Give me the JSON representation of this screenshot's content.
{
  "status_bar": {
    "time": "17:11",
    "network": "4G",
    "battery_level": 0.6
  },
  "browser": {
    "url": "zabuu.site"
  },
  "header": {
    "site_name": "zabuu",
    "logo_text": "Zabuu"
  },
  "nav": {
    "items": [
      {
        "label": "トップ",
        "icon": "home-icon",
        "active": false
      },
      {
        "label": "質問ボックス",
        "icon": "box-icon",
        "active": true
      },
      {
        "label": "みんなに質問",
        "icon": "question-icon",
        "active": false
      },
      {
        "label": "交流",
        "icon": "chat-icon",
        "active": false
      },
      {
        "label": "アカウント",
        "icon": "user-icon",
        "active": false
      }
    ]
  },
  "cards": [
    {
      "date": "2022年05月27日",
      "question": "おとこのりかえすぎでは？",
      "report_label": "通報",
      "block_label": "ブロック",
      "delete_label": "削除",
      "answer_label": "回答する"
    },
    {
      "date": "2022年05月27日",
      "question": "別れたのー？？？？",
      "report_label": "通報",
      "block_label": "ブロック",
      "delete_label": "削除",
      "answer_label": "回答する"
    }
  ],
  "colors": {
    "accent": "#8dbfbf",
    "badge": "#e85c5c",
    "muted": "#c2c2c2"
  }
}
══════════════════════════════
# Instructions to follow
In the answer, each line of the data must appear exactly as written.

# Task output
Give me the JSON representation of this screenshot's content.
{
  "status_bar": {
    "time": "17:11",
    "network": "4G",
    "battery_level": 0.6
  },
  "browser": {
    "url": "zabuu.site"
  },
  "header": {
    "site_name": "zabuu",
    "logo_text": "Zabuu"
  },
  "nav": {
    "items": [
      {
        "label": "トップ",
        "icon": "home-icon",
        "active": false
      },
      {
        "label": "質問ボックス",
        "icon": "box-icon",
        "active": true
      },
      {
        "label": "みんなに質問",
        "icon": "question-icon",
        "active": false
      },
      {
        "label": "交流",
        "icon": "chat-icon",
        "active": false
      },
      {
        "label": "アカウント",
        "icon": "user-icon",
        "active": false
      }
    ]
  },
  "cards": [
    {
      "date": "2022年05月27日",
      "question": "おとこのりかえすぎでは？",
      "report_label": "通報",
      "block_label": "ブロック",
      "delete_label": "削除",
      "answer_label": "回答する"
    },
    {
      "date": "2022年05月27日",
      "question": "別れたのー？？？？",
      "report_label": "通報",
      "block_label": "ブロック",
      "delete_label": "削除",
      "answer_label": "回答する"
    }
  ],
  "colors": {
    "accent": "#8dbfbf",
    "badge": "#e85c5c",
    "muted": "#c2c2c2"
  }
}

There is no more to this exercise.